Manufacturing may be the best use of Glass Enterprise

Manufacturing possibly offers the best case study for how Glass Enterprise can help to improve an industry, with the foremost example probably being the work that has gone into the partnership between Glass and GE Aviation. Approaching how to increase the efficiency of a business that handles the complex and specialised maintenance of aeroplanes, Glass partnered with Upskill to provide a custom AR software package known as Skylight.

Whereas mechanics would previously have had to stop to consult computers or sift through enormous manuals, Glass Enterprise can put all that information right in front of their eyes. More than just stopping them from going down a ladder to read the required information, though, the Glass/Skylight combo can pull up videos, animations and images so that a mechanic can see exactly what they need to be doing.
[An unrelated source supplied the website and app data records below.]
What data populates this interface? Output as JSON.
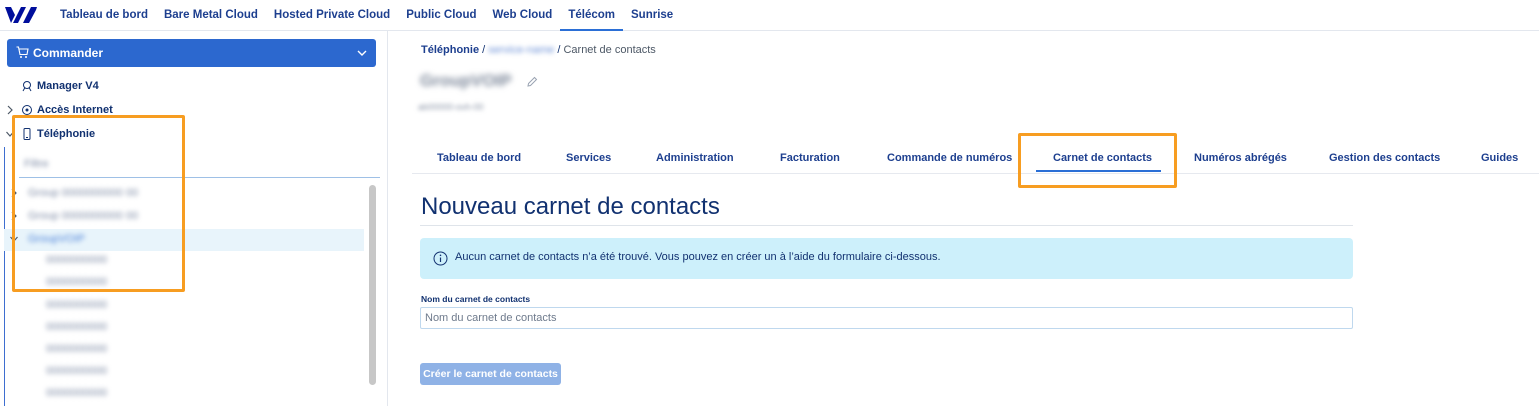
{
  "topnav": {
    "items": [
      {
        "label": "Tableau de bord"
      },
      {
        "label": "Bare Metal Cloud"
      },
      {
        "label": "Hosted Private Cloud"
      },
      {
        "label": "Public Cloud"
      },
      {
        "label": "Web Cloud"
      },
      {
        "label": "Télécom",
        "active": true
      },
      {
        "label": "Sunrise"
      }
    ]
  },
  "sidebar": {
    "order_button": "Commander",
    "items": [
      {
        "label": "Manager V4",
        "icon": "manager-icon"
      },
      {
        "label": "Accès Internet",
        "icon": "internet-icon"
      },
      {
        "label": "Téléphonie",
        "icon": "phone-icon"
      }
    ],
    "filter_text": "Filtre",
    "blurred": {
      "group_1": "Group 0000000000 00",
      "group_2": "Group 0000000000 00",
      "group_3": "GroupVOIP",
      "lines": [
        "0000000000",
        "0000000000",
        "0000000000",
        "0000000000",
        "0000000000",
        "0000000000",
        "0000000000",
        "0000000000"
      ]
    }
  },
  "breadcrumb": {
    "root": "Téléphonie",
    "separator": "/",
    "middle": "service-name",
    "current": "Carnet de contacts"
  },
  "service": {
    "title": "GroupVOIP",
    "subtitle": "ab00000-ovh-00"
  },
  "tabs": [
    {
      "label": "Tableau de bord"
    },
    {
      "label": "Services"
    },
    {
      "label": "Administration"
    },
    {
      "label": "Facturation"
    },
    {
      "label": "Commande de numéros"
    },
    {
      "label": "Carnet de contacts",
      "active": true
    },
    {
      "label": "Numéros abrégés"
    },
    {
      "label": "Gestion des contacts"
    },
    {
      "label": "Guides"
    }
  ],
  "page": {
    "title": "Nouveau carnet de contacts",
    "alert": "Aucun carnet de contacts n’a été trouvé. Vous pouvez en créer un à l’aide du formulaire ci-dessous.",
    "field_label": "Nom du carnet de contacts",
    "field_placeholder": "Nom du carnet de contacts",
    "field_value": "",
    "submit": "Créer le carnet de contacts"
  },
  "colors": {
    "brand": "#000e9c",
    "primary": "#2c68cf",
    "highlight": "#f79d21",
    "alert_bg": "#cdf0fb",
    "disabled_button": "#8fb2e6"
  }
}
According to GE, the introduction of Glass both reduced errors at key points in the assembly and overhaul of engines, and improved its mechanics’ efficiency by 8–12%.

Glass is bringing augmented reality to logistics

Image courtesy of Ubimax

The principle advantage that Glass offers is the ability to free up the hands of workers and provide real-time information, often with additional visual formats. This has been put to use in the logistics industry with DHL and its supply chain process. Increasing the business’ supply chain efficiency by a reported by 15%, Glass helps the company fulfil orders by letting workers know in real-time where items need to be placed on carts for shipping.

Across industry, Glass Enterprise can create a constant flow of information that is easily available to workers and can turn a warehouse environment, for example, into a far more efficient workplace as hands-free technology keeps workers constantly updated. By combining Glass with Ubimax’s Vision Picking solution xPick, companies are able to speed up their processes and reduce error rate simply by making it so that all the information that could possibly be required is always available and directly sent to the worker’s eyes.

Glass Enterprise could help the military and emergency services

Image courtesy of US Army illustration

Perhaps a distraction in the middle of an emergency situation, AR nevertheless offers a wide variety of helpful applications to those in both the military and emergency services. In both cases, the advantages offered by a device such as Glass are focused around being able to expand the information available to a user at any time. Even if just for training, having more information available to a user in a more dangerous field such as the military can only be a good thing.

As with other industries, the transformative aspect provided by Glass is the ability to provide users with vast amounts more information than they may otherwise have and keep them updated in real-time with new knowledge and instructions. Providing strategic overlays and ensuring that users in dangerous lines of work are kept provided with the most up-to-date information available could make some form of Glass Enterprise a crucial tool to those in the military and emergency services.

However while the US military in particular is making use of AR, there are no specific Glass partnerships around yet. But watch this space: a Glass Battlefield Edition may not be far away.